But unless Jackson and his counterparts are committed to both the spirit and the letter of the new plan, it doesn't have a chance. Coaches suffocated the game once. It doesn't matter where you lay blame -- with Chuck Daly (who oversaw the Bad Boy Detroit Pistons), Pat Riley (with his thuggish Knicks, and later Heat, teams) or even John Thompson (whose Georgetown Hoyas majored in intimidation). Coaches did it -- and they can do it again.

Despite plenty of speculation the dimensions of the court or the lane would be changed, the 16-member committee touched neither. Instead, it concentrated on several other areas: having referees enforce rules against pushing, shoving, grabbing and impeding progress already on the books; forcing players to keep the ball for only five seconds below the foul line; and changing both the shot clock and illegal defense rules.

The changes the committee hoped to effect were simple: fewer double teams, more possessions and more movement of the ball and the players. They will be field-tested in summer leagues and if judged successful, put into play next season. While the coaches won't be involved at first, ultimately they'll be responsible for their success.

The artist that lurks in every NBA coach would love to have a team that plays with brilliance on both ends of the court. But the pragmatist that resides within also recognizes the talent that enables teams to do that is in very, very short supply. And the most successful coaches, as always, will be the most imitated.
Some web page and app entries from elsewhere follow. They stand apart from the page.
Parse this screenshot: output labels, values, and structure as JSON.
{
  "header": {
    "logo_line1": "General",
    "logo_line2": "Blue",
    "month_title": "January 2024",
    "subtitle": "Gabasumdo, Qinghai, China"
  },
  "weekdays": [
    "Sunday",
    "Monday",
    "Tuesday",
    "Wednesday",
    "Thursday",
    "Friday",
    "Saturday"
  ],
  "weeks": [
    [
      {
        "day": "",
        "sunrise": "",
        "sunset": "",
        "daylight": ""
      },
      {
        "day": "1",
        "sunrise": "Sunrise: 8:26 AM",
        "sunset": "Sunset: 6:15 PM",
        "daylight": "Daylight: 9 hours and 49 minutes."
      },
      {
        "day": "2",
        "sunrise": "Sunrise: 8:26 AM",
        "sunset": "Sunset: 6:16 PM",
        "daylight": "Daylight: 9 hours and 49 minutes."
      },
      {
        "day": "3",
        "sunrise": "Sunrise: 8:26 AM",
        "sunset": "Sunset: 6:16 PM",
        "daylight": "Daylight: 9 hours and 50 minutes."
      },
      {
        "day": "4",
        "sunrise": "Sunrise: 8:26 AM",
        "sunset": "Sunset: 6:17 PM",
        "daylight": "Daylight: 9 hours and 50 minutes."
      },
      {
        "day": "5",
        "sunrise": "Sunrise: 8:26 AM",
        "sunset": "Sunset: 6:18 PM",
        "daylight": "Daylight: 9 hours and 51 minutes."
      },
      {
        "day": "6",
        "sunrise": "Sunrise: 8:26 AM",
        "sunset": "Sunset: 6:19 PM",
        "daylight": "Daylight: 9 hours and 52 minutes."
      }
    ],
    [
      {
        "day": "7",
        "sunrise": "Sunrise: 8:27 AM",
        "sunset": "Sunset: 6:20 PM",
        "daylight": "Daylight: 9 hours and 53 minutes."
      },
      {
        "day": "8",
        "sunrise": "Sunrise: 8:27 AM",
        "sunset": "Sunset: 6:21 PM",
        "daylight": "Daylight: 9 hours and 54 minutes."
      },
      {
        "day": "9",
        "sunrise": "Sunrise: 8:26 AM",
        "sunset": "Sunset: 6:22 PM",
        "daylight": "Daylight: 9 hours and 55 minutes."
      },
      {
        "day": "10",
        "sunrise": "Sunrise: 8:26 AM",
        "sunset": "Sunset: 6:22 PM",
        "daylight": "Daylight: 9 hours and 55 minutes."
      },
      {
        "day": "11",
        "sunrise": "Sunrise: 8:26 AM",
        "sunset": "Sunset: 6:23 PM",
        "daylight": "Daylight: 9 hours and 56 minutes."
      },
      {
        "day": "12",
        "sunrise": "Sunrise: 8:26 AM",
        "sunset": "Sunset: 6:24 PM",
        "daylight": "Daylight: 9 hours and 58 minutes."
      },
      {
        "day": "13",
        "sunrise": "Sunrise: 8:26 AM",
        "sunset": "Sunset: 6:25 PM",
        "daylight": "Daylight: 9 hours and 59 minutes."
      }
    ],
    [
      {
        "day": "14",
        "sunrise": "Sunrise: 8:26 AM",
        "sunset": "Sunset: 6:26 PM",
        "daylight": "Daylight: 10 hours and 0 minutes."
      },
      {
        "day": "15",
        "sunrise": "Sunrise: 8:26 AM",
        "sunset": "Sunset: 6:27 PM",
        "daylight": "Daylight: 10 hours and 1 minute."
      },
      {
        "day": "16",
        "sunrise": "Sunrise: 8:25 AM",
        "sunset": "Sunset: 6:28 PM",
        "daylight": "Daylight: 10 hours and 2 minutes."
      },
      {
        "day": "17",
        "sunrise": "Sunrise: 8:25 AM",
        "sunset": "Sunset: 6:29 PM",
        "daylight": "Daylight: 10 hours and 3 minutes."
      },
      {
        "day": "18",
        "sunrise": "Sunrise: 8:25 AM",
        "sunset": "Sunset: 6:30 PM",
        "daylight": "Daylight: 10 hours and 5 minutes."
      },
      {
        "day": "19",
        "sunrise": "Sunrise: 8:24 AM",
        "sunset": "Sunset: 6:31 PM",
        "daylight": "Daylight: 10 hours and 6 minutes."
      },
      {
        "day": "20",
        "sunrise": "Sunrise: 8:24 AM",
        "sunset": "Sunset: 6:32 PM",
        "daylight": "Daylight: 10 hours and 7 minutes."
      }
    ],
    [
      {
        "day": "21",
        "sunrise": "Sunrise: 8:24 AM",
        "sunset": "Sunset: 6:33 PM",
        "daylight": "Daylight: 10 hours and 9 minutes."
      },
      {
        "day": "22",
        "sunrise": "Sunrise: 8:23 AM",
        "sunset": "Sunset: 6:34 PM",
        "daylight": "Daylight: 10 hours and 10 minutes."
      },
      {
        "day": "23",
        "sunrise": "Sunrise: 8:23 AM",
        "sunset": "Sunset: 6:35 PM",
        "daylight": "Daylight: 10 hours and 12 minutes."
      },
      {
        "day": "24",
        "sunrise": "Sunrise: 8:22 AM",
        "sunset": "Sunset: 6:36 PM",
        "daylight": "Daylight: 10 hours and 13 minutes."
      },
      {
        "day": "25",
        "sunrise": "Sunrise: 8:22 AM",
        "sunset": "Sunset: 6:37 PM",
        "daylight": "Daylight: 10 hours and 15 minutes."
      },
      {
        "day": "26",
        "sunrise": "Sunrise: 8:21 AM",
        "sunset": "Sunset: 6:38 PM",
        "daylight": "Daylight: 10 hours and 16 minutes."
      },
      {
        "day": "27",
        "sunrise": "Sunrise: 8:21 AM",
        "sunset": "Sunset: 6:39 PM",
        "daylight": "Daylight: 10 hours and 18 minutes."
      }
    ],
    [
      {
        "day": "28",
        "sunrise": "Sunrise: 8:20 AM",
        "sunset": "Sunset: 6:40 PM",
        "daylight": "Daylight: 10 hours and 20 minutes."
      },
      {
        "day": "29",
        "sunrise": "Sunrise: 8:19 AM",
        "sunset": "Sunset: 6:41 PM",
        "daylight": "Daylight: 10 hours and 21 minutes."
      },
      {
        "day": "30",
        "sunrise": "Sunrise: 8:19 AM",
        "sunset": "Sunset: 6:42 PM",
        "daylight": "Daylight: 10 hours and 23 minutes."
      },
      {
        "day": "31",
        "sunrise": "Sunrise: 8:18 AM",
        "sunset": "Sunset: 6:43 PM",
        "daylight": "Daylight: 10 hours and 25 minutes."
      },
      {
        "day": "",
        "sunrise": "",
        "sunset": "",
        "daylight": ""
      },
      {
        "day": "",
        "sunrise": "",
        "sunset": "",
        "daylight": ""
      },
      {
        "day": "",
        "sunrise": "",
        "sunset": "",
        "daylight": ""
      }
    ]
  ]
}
Jackson, who figures to win right away, is at one end of the spectrum. He is already committed to a wide-open style and he arrives in Los Angeles sold on the triangle offense, which places a premium on ball movement, More important, he inherits a team with enough talent to fill it out.

Riley is the other extreme. Once he left Showtime and the Magic Johnson-led Lakers behind, he began relying on defense because it was easier to teach and he filled out his roster with bouncers and punks because they were easier to come by. But his success has been hard to argue with.

League officials will have their fingers crossed, hands stuffed deep into their pockets. But it won't be tough to guess who they're rooting for.